d.  The Food Bank Programs – The Food Bank of Contra Costa and Solano supports more than 180 charitable food service programs that feed over 100,000 residents each month, from preschoolers to homebound seniors.  One hundred percent of The Bounty Garden crops are delivered directly to program distribution points in Walnut Creek, Danville or Concord.  For example, after harvesting, The Bounty Garden produce can be delivered to either a Central County food pantry (three sites in Walnut Creek – Deacon’s Care Closet, North Creek Church, and St. Vincent de Paul at St. Mary’s Catholic Church), to the Central County Brown Bag Program (Walnut Creek United Methodist Church), or the Central County Food Assistance Program in Walnut Creek (St. Paul’s Episcopal Church).  The program that receives the produce depends on the day of the week that the food is harvested and which site is open that day for distributions.  If it should happen that extra produce is available, it will be taken directly to the Food Bank warehouse in Concord.

III.  Public Display Area in the Barn:  (Phase II)___________________________

A portion of the Barn will be used to display artifacts, photographs, and artwork from:

a.  The Museum of SRV – accentuating our agricultural roots and the history of the Hap Magee Ranch; and,

b.  The Local Artists’ Program & Gallery – open to professionals and students of any age.  In addition to displaying and selling their work, the artists would be encouraged to donate their skills for The Bounty Garden signage, logo, bracelets and Gardeners’ Journals.

IV.  Garden Directors and Managers:______________________

Two boards will maintain the Garden:

Members of the Bounty Garden Board of Directors serve a one-year term, which includes an annual Board meeting.  Current Board members choose new members.  The Board will consist of two to five members.

The Bounty Garden Hive consists of ten additional volunteer positions and will hold at least one meeting per program:

1.   Program Director – a member of the Board of Directors and Town of Danville and Food Bank liaison

2.   Fundraising Coordinator – organizes annual Garden Tour and/or Field Dinner

3.   Public Relations Coordinator – manages marketing materials and public notices

4.   Website Manager – keeps website and calendar current

5.   Volunteer Coordinator – manages new member applications

6.   Program Treasurer

7.   Garden Keeper – addresses day-to-day issues regarding the maintenance of the Garden

8.   Garden Master – a Master Gardener available for general gardening questions

9.   Event Coordinator – coordinates the Opening Day, Seedling Seminar, Composting Seminar, Harvesting Day, and Closing Day events

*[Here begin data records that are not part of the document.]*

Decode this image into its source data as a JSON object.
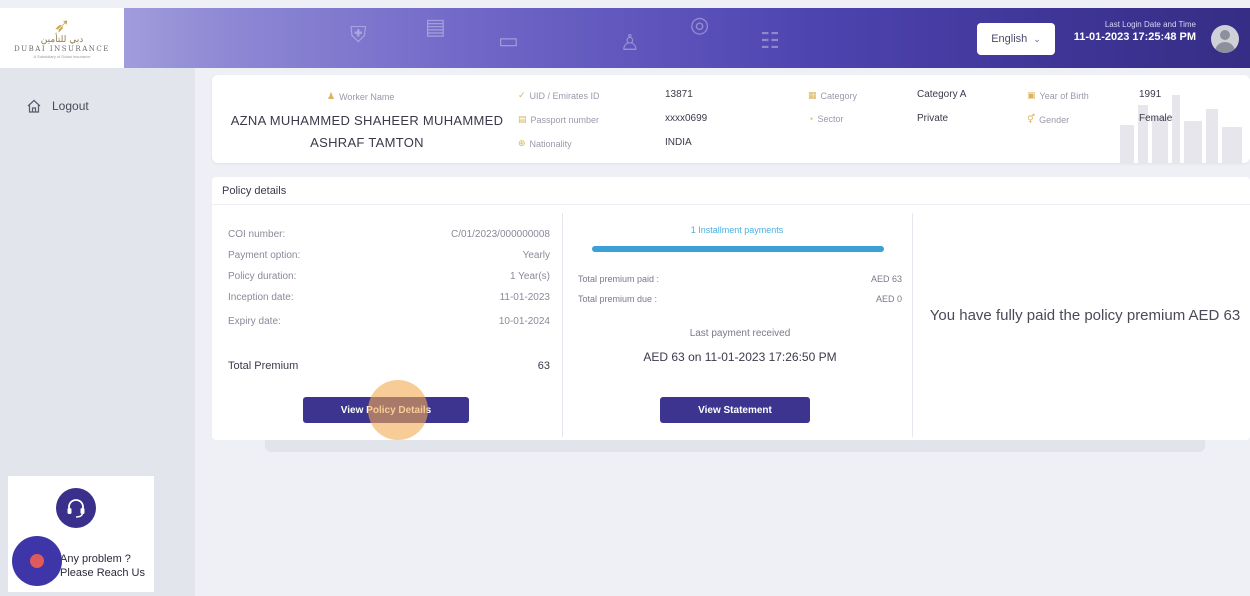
{
  "header": {
    "logo": {
      "arabic": "دبي للتأمين",
      "name": "DUBAI INSURANCE",
      "sub": "A Subsidiary of Dubai Insurance"
    },
    "language": "English",
    "last_login_label": "Last Login Date and Time",
    "last_login_value": "11-01-2023 17:25:48 PM"
  },
  "sidebar": {
    "logout_label": "Logout",
    "help_line1": "Any problem ?",
    "help_line2": "Please Reach Us"
  },
  "worker": {
    "name_label": "Worker Name",
    "name_value": "AZNA MUHAMMED SHAHEER MUHAMMED ASHRAF TAMTON",
    "uid_label": "UID / Emirates ID",
    "uid_value": "13871",
    "passport_label": "Passport number",
    "passport_value": "xxxx0699",
    "nationality_label": "Nationality",
    "nationality_value": "INDIA",
    "category_label": "Category",
    "category_value": "Category A",
    "sector_label": "Sector",
    "sector_value": "Private",
    "yob_label": "Year of Birth",
    "yob_value": "1991",
    "gender_label": "Gender",
    "gender_value": "Female"
  },
  "policy": {
    "header": "Policy details",
    "rows": [
      {
        "label": "COI number:",
        "value": "C/01/2023/000000008"
      },
      {
        "label": "Payment option:",
        "value": "Yearly"
      },
      {
        "label": "Policy duration:",
        "value": "1 Year(s)"
      },
      {
        "label": "Inception date:",
        "value": "11-01-2023"
      },
      {
        "label": "Expiry date:",
        "value": "10-01-2024"
      }
    ],
    "total_label": "Total Premium",
    "total_value": "63",
    "view_details_button": "View Policy Details",
    "installments_label": "1 Installment payments",
    "installments_progress": 1.0,
    "premium_paid_label": "Total premium paid :",
    "premium_paid_value": "AED 63",
    "premium_due_label": "Total premium due :",
    "premium_due_value": "AED 0",
    "last_payment_label": "Last payment received",
    "last_payment_value": "AED 63 on 11-01-2023 17:26:50 PM",
    "view_statement_button": "View Statement",
    "paid_message": "You have fully paid the policy premium AED 63"
  },
  "colors": {
    "primary": "#3d3490",
    "accent_blue": "#3c9fd6",
    "cursor_highlight": "#f2aa50"
  }
}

10.  Harvest Coordinator – an individual or a group responsible for making deliveries twice a week during harvest times from The Bounty Garden Cool Box to the nearest Food Bank distribution point

11.  Garden Photographer and Historian